* Work item:
Whenever the string "rest" appears in a line below, please copy the line out.

(Records from a collection)
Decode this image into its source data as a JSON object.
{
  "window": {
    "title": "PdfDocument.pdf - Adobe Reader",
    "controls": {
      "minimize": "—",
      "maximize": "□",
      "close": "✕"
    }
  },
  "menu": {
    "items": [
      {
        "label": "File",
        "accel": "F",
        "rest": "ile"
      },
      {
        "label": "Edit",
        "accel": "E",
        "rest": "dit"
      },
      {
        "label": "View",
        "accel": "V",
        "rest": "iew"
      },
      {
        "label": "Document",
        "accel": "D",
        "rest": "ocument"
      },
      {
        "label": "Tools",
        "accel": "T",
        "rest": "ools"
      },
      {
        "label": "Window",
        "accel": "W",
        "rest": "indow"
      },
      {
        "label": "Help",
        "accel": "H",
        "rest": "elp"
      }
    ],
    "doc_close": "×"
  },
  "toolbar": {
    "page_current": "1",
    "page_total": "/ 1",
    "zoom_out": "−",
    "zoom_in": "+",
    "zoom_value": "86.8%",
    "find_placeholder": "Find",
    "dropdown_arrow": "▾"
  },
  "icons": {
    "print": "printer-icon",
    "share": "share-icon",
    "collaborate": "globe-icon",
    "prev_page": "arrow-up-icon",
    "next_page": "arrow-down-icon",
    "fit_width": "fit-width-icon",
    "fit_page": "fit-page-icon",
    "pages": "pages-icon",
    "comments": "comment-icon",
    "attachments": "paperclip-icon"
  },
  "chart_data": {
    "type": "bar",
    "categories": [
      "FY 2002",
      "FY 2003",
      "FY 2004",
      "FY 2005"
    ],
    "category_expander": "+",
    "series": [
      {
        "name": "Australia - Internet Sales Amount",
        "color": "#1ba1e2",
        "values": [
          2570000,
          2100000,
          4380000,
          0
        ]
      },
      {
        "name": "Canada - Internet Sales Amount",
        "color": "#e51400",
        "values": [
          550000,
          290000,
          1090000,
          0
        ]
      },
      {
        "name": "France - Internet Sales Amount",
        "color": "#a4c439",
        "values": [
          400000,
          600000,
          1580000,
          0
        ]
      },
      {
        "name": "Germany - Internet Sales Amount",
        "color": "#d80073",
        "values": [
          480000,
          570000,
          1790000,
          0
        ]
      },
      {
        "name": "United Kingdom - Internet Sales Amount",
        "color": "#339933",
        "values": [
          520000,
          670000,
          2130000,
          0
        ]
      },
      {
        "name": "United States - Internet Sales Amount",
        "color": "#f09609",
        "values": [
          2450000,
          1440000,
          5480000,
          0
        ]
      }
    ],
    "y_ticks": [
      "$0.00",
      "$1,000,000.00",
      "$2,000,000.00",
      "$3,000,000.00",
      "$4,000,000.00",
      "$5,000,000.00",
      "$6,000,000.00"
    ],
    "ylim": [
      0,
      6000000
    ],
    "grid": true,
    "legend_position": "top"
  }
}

* Task answer:
        "rest": "ile"
        "rest": "dit"
        "rest": "iew"
        "rest": "ocument"
        "rest": "ools"
        "rest": "indow"
        "rest": "elp"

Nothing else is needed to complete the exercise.